Thursday, February 05, 2009
This op-ed piece by former House majority leader Dick Armey is worth a look if for no other reason than its title contains the name of one of the most influential members of the Austrian School of economics - Freidrich Hayek.
Washington Could Use Less Keynes and More HayekDoes it matter?
"In the long run, we are all dead," John Maynard Keynes once quipped. An influential British economist, Keynes used the line to dodge the problematic long-term implications of his policy proposals. His analysis of the Great Depression redefined economics in the 1930s and asserted that increased government spending during a downturn could revive the economy.

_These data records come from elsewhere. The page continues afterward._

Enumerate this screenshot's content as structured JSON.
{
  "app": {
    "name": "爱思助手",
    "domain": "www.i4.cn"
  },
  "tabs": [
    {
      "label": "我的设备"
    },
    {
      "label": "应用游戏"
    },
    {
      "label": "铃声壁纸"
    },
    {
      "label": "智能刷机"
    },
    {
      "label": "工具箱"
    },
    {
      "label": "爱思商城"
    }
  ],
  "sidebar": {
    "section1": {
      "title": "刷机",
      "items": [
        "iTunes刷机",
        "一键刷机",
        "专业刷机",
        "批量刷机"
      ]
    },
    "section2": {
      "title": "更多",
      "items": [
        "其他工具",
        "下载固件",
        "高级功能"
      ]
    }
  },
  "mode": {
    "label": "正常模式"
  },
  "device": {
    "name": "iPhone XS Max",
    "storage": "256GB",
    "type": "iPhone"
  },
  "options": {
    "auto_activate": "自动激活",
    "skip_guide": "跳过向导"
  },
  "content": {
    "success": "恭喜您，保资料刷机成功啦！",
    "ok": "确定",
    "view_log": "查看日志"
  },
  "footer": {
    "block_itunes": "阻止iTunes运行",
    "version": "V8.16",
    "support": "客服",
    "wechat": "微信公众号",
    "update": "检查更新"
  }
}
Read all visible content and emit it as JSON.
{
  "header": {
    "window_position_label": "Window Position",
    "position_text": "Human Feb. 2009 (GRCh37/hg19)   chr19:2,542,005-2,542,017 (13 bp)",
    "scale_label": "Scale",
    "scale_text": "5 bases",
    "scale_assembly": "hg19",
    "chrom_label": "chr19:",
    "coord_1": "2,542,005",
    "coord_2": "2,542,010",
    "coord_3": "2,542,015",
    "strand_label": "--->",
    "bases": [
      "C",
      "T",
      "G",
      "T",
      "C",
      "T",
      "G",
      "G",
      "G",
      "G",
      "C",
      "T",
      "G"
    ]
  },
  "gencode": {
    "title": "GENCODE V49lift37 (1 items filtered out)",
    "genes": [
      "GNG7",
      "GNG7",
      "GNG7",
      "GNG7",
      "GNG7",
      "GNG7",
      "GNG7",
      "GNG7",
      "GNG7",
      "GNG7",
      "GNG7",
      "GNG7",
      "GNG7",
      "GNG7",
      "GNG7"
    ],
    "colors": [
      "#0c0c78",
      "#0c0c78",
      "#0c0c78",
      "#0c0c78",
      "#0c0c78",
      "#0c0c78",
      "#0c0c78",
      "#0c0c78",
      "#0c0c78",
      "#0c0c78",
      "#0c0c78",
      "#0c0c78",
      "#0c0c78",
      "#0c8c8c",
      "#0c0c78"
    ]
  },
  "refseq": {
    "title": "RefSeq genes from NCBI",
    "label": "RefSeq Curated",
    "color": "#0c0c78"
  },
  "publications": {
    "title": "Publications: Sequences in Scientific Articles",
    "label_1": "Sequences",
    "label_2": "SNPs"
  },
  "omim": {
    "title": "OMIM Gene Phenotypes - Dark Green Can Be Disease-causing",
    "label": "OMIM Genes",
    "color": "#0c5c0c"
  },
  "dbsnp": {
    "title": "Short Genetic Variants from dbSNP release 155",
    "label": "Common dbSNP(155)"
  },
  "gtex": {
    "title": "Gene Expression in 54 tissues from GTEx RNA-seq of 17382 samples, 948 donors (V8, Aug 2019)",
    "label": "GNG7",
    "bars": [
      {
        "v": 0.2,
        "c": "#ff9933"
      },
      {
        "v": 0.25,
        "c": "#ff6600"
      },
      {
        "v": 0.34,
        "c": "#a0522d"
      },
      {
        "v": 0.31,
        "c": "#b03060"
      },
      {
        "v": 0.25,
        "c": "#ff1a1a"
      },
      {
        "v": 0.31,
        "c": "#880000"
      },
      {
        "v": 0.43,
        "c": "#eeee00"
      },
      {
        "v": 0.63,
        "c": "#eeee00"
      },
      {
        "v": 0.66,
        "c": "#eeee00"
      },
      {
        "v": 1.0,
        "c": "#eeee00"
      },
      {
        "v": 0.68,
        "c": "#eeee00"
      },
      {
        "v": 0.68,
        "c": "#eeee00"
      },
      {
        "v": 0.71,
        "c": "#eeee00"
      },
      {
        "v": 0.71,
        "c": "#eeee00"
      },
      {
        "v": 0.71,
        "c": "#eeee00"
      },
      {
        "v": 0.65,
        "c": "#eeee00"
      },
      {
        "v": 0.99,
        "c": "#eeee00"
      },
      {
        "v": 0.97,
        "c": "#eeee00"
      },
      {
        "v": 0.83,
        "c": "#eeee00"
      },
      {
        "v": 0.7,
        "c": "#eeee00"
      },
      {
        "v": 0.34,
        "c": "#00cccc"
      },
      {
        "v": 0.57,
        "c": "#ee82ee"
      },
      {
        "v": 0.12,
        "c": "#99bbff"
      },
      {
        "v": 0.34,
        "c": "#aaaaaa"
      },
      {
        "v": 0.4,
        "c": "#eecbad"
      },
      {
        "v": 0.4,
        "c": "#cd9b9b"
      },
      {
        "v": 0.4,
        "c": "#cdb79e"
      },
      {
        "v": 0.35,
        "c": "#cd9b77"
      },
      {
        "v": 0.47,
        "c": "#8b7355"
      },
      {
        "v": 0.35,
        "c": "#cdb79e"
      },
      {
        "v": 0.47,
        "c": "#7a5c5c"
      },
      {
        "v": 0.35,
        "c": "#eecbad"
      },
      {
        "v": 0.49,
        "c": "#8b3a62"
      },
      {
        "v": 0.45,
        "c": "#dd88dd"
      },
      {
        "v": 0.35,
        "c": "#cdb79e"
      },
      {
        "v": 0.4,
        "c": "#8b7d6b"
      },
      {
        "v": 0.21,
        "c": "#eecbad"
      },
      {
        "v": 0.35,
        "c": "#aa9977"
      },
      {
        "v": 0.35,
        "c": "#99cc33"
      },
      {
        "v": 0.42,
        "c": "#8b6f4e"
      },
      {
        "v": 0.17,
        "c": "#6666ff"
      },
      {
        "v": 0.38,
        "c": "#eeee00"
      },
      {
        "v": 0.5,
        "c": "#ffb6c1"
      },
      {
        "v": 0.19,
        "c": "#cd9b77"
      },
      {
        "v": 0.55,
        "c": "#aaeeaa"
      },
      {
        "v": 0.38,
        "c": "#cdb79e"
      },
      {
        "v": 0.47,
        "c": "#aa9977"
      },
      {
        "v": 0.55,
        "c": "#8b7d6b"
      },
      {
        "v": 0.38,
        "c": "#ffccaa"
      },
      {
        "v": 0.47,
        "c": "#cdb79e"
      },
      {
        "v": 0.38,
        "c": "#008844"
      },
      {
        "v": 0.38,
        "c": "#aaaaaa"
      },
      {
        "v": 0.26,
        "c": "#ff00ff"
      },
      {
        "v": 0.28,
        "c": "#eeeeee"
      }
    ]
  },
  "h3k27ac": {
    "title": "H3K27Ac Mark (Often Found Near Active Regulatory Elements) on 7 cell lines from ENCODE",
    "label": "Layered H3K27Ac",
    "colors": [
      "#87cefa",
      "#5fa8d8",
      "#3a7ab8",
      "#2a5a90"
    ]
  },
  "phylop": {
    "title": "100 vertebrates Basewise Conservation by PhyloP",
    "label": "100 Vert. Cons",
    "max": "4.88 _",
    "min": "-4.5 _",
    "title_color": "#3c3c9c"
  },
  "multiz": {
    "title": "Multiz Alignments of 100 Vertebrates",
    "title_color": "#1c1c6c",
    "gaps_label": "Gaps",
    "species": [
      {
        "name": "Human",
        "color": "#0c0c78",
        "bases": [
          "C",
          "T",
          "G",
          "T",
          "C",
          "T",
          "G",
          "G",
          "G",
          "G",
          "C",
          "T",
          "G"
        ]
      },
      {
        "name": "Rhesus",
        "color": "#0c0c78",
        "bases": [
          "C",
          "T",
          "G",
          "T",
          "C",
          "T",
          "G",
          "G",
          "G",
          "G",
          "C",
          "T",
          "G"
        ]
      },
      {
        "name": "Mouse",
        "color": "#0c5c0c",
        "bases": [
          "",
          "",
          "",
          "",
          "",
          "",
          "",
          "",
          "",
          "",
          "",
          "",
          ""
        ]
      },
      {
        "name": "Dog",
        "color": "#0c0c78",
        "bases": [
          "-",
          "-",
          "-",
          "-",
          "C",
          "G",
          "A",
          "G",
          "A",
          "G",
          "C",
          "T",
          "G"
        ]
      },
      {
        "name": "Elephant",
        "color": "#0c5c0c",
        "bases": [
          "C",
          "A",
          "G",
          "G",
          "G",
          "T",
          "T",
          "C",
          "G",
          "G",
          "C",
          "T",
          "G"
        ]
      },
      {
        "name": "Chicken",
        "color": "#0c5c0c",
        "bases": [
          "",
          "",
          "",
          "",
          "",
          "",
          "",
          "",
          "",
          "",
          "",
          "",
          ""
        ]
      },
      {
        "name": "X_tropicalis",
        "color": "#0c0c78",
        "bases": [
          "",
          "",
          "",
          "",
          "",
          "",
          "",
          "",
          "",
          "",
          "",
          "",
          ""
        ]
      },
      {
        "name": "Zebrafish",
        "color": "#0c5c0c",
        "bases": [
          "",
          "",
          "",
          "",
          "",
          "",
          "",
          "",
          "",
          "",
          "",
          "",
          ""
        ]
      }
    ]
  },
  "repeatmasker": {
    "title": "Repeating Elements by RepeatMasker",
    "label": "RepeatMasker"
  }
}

President Barack Obama and congressional Democrats (very few of whom likely have read Keynes's 1936 book "The General Theory of Employment, Interest and Money") have dug up the dead economist's convenient justification for deficit spending in defense of their bloated stimulus legislation. But none ask the most important question: Was Keynes right?
Nearly all of Congress is looking more closely at the next election than to the U.S. budget deficit or the Fed's balance sheet.
Until the shouts of "Do something to save my job" are drowned out by those calling for fiscal prudence and a plan that's viable over the long-term, nothing is likely to change.
Government spending is, according to Keynes's construct, a key component in determining aggregate demand, so more spending, even to resod the Capitol Mall or distribute free contraception, drives the economy in the short run.Future generations? They don't vote (yet). It's future elections that are important.
A father of public choice economics, Nobel laureate James Buchanan, argues that the great flaw in Keynesianism is that it ignores the obvious, self-interested incentives of government actors implementing fiscal policy and creates intellectual cover for what would otherwise be viewed as self-serving and irresponsible behavior by politicians. It is also very difficult to turn off the spigot in better economic times, and Keynes blithely ignored the long-term effects of financing an expanded deficit.
It's clear why Keynes's popularity endures in Congress. Intellectual cover for a spending spree will always be appreciated there. But it's harder to see any justification for the perverse form of fiscal child abuse that heaps massive debts on future generations.
Our monetary system + our government + Keynesian economics = long run disaster
Keynes was certainly right in that, in the long run we are all dead.